And look how important the Psalms have become for our worship. In the Book of Common Prayer it is virtually impossible to find a public service or private devotion that does not incorporate some portion of the Psalter. Even the brief "Daily Devotions for Families" incorporate some small portion. Certainly, the Eucharist and the Daily Offices call for portions of the Psalms. We are not as rigorous as Benedict’s early monks. The Daily Office Lectionary repeats the Psalms through a period of about seven weeks; and within the Psalter itself in the Prayer Book there is a guide to read through them in thirty days instead of seven. The Order of the Holy Cross, of which I am an Associate, completes the Psalms over fourteen days, and then leaves out the unpleasant parts. However, extensive and repeated reading of the Psalms is central to the rules of professed religious and their associates and oblates in the Episcopal Church and the Anglican tradition.

And yet, why have they become so central? Like the Lord’s Prayer, we do not find the distinctive beliefs of the Christian faith in the Psalms. There is proclamation of the Messiah, but it relates more to the kingship of David and his descendents than to God the Son. There is some suggestion of resurrection, but not through the Messiah.

And there is so much in the Psalms that makes us uncomfortable – the bitter, angry, nasty parts. That’s why the Monastic Breviary of the Order of the Holy Cross has excluded certain passages. There is great violence in the Psalms. There are cursing and brutality in the Psalms, and cries of abandonment by God. Jesus himself, in his most desperate hour, quoted perhaps the most tragic verse in the Psalms: “My God, my God, why have you forsaken me?” (Psalm 22:1)

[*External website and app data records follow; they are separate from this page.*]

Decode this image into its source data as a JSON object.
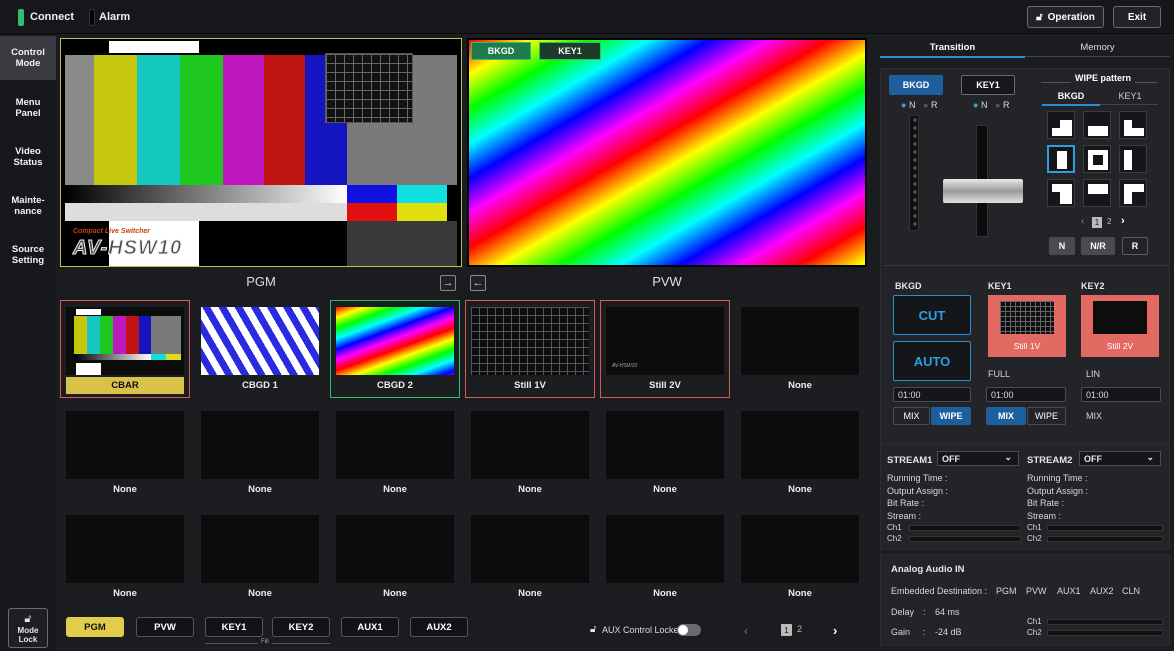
{
  "topbar": {
    "connect": "Connect",
    "alarm": "Alarm",
    "operation": "Operation",
    "exit": "Exit"
  },
  "nav": [
    {
      "label": "Control\nMode",
      "active": true
    },
    {
      "label": "Menu\nPanel",
      "active": false
    },
    {
      "label": "Video\nStatus",
      "active": false
    },
    {
      "label": "Mainte-\nnance",
      "active": false
    },
    {
      "label": "Source\nSetting",
      "active": false
    }
  ],
  "mode_lock": "Mode\nLock",
  "monitors": {
    "pgm_label": "PGM",
    "pvw_label": "PVW",
    "pvw_tabs": [
      "BKGD",
      "KEY1"
    ],
    "cbar_brand_small": "Compact Live Switcher",
    "cbar_brand": "AV-HSW10"
  },
  "sources": [
    [
      "CBAR",
      "CBGD 1",
      "CBGD 2",
      "Still 1V",
      "Still 2V",
      "None"
    ],
    [
      "None",
      "None",
      "None",
      "None",
      "None",
      "None"
    ],
    [
      "None",
      "None",
      "None",
      "None",
      "None",
      "None"
    ]
  ],
  "bus": {
    "buttons": [
      "PGM",
      "PVW",
      "KEY1",
      "KEY2",
      "AUX1",
      "AUX2"
    ],
    "fill": "Fill",
    "aux_locked": "AUX Control Locked",
    "pages": [
      "1",
      "2"
    ]
  },
  "right": {
    "tabs": [
      "Transition",
      "Memory"
    ],
    "bkgd": "BKGD",
    "key1": "KEY1",
    "key2": "KEY2",
    "n": "N",
    "r": "R",
    "wipe_title": "WIPE pattern",
    "wipe_tabs": [
      "BKGD",
      "KEY1"
    ],
    "wipe_pages": [
      "1",
      "2"
    ],
    "nnr": [
      "N",
      "N/R",
      "R"
    ],
    "cut": "CUT",
    "auto": "AUTO",
    "key1_src": "Still 1V",
    "key2_src": "Still 2V",
    "key1_type": "FULL",
    "key2_type": "LIN",
    "times": [
      "01:00",
      "01:00",
      "01:00"
    ],
    "mix": "MIX",
    "wipe": "WIPE",
    "stream1": "STREAM1",
    "stream2": "STREAM2",
    "stream_val": "OFF",
    "stream_fields": [
      "Running Time :",
      "Output Assign :",
      "Bit Rate :",
      "Stream :"
    ],
    "ch1": "Ch1",
    "ch2": "Ch2",
    "audio_title": "Analog Audio IN",
    "embedded": "Embedded Destination :",
    "dest": [
      "PGM",
      "PVW",
      "AUX1",
      "AUX2",
      "CLN"
    ],
    "delay_lbl": "Delay",
    "delay_val": "64 ms",
    "gain_lbl": "Gain",
    "gain_val": "-24 dB",
    "colon": ":"
  }
}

And yet I think that is why we continue to chant and to value the Psalms. They help us to proclaim the full range of our human feelings, and to share them in our relationships with God. For what sort of relationship is it that focuses on only the good stuff, the happy times? Our experience as human beings is not only good and happy. Sometimes it is indeed unpleasant, ugly, and violent. We would say a relationship that could not also incorporate those experiences was shallow, lacking in intimacy; and if we would say that of a human relationship, how much more true must it be of our relationship with God? Yes, God does indeed see and know all of that in our lives; but if we have not offered to God those parts of our lives, we have not really offered ourselves wholly to God. How shall we lay on God our troubles, if we’re not willing to share them even with God? That was true in ancient Israel, and it is true today.

And, like so much of the Hebrew Scriptures, we look at them through the lens of our Christian experience. And so, we see in the Psalms references to the Messiah as we know him, even if they who originally wrote them did not see those references. They are a part of our Jewish heritage that illuminates our Christian experience.

And so, what are these aspects of our Jewish heritage to us as individual Christians? What does it mean to us that these central prayers, the Lord’s Prayer and the Psalms, are both so Jewish and yet so pertinent? How to we appreciate these as aspects of our worship now? And how do they connect us to the experiences of the early Church, both those who walked with Jesus and the subsequent generations?

No comments: